Star Trek II: The Wrath of Khan has stood the test of time for many reasons. Not only is it widely agreed to be the best of the big-screen Star Trek films, it is also the one that will make Trekkers cry (in an earned way, as opposed to a “this film sucks” way), plus it contains one of the greatest moments in Star Trek history, shown here on YouTube, or even better, forever looping on http://www.khaaan.com.
Kirk (William Shatner), the original space cowboy, is now an Admiral, feeling his age (he gets eyeglasses as a gift from McCoy!). “Galloping around the cosmos is a game for the young,” he complains to Bones, despite the fact that he desperately misses the action of being stationed on a ship. Of course, adventure falls into his lap: While showing a bunch of cadets the ropes on his beloved old ship (now used as a training ship), he hears a distress call from an scientific outpost, where one of his hottie exes happens to be stationed.
The source of the distress is traced to the reappearance of Khan Noonien Singh (Ricardo Montalban), who has a grudge against Kirk. You see, 15 years earlier genetically-enhanced bad boy Khan and his peeps from the SS Botany Bay were exiled by Captain James T. Kirk. Khan has captured Chekov (Walter Koenig) and his captain (Paul Winfield) on a reconnaissance mission to a dusty planet, then taken over their minds by quite literally putting bugs in their ears (yikes!). Kirk and the Enterprise (conveniently along with most of the rest of the familiar faces like Spock, Sulu, McCoy, Scotty, and Uhura) go to check out the distress call, and find not only that it seems everyone at the science outpost has been slaughtered, but that Khan himself is waiting there for them with sinister delight.
The Wrath of Khan works for many reasons. The writing of the movie is a return to the right combo of smirky camp and dead-on moral seriousness. The adventure has serious weight—Khan wants his hands on Project Genesis, a tool that could turn a dead planet into a living, breathing, life-sustaining Class M planet in a matter of days. The worry, though, is if Genesis gets into the wrong hands (Khaaaan!) it could potentially be turned into a tool of evil, rather than good. Plus the end of the film has true, bonafide emotional weight as one of the most beloved characters sacrifices himself. (When I rewatched this with Tim recently, he looked to see if I was crying… and I would have been, if my weeping weren’t interrupted by a most explosive sneeze. I sure know how to kill a moment!)
But the most memorable and adored thing about this movie by fans is Khan himself.
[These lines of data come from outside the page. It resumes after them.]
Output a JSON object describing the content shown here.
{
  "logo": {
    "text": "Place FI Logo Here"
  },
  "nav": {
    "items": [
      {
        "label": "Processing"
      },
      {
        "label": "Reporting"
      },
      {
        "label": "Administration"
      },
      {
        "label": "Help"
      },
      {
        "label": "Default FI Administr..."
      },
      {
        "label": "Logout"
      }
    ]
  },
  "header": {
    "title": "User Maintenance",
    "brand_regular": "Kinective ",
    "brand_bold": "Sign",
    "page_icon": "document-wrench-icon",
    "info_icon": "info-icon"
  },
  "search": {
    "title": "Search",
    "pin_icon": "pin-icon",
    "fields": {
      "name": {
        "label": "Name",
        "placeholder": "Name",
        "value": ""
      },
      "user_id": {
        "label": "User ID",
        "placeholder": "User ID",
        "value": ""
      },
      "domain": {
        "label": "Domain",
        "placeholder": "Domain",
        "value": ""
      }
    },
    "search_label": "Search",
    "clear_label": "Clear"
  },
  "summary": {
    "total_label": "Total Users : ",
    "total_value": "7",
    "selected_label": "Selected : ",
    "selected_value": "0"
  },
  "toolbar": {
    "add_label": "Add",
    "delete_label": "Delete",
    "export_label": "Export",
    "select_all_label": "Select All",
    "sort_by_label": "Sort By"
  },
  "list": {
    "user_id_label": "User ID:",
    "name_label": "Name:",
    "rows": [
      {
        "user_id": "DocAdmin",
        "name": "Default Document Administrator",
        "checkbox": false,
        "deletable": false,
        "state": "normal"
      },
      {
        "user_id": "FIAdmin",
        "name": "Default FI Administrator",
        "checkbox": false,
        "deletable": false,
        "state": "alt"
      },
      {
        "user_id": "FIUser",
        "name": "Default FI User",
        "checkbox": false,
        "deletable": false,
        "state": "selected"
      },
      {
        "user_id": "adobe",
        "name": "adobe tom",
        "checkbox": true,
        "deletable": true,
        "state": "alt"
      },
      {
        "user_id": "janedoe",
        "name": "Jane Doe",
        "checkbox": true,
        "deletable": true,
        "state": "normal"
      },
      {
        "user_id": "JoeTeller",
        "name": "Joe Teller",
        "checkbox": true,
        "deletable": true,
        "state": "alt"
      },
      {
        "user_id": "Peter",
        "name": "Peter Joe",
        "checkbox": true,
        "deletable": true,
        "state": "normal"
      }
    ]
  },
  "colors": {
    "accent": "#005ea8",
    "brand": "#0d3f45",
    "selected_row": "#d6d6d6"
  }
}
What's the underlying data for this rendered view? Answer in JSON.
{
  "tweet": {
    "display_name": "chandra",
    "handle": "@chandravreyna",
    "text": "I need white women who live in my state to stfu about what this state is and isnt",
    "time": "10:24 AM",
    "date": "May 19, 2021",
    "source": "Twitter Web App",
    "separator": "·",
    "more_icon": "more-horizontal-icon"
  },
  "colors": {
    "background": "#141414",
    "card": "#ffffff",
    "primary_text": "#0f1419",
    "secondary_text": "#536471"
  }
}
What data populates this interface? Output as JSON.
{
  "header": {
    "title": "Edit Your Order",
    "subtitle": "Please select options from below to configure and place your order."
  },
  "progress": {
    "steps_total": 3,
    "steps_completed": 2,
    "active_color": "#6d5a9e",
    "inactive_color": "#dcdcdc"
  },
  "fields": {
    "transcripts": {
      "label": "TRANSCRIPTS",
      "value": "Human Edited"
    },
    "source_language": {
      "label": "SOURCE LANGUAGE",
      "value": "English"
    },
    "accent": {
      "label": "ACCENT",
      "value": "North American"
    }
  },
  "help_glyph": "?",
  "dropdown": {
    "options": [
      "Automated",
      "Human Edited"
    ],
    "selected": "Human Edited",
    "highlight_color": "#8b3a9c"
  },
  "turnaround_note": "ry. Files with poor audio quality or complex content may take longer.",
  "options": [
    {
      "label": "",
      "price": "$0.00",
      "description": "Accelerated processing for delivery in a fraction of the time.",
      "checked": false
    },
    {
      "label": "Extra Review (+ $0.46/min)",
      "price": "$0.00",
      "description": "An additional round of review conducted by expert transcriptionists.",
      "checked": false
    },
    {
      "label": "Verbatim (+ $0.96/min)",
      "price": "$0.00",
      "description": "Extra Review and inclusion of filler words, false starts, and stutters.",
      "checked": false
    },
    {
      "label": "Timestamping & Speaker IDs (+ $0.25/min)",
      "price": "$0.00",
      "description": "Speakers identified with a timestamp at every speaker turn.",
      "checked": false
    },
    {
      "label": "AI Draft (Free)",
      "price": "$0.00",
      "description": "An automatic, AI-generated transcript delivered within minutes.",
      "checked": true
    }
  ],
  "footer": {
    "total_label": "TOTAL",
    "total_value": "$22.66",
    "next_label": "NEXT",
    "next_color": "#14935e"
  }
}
Khan is arguably the best villain of the entire theatrical Trek series (along with the Borg Queen of Star Trek: First Contact). Ricardo Montalban (who is not genetically-enhanced, despite his magnificent man-breasts) has the right amount of charm and evil that make him one of the all-time best movie villains.
Star Trek II: The Wrath of Khan is included in the Star Trek Motion Picture Trilogy DVD set (which includes movies II, III, and IV), and has been remastered in high definition. Extras include feature commentary by director Nicolas Meyer and producer Manny Coto; “James Horner: Composing Genesis” in which the composer talks about creating the “seafaring” score; “A Tribute to Ricardo Montalban”, by Nicolas Meyer, who has an alarmingly emotionless way of speaking (which is why, I suppose, he stays behind the camera); and the rather silly straight-faced “Starfleet Academy SCISEC Brief 002: Mystery Behind Ceti Alpha IV”, and training video for cadets that shows convenient “historical footage” straight from the movie. Best though is “Collecting Star Trek’s Movie Relics” hosted by Alec Peters, C.E.O. of Propworx, that is thrilled, and I mean thrilled to own things like worn assault phasers used in Star Trek V. His enthusiasm and inherent pleasure in the toys of Star Trek is truly infectious and fun, and understandable for hardcore fans of any show or movie.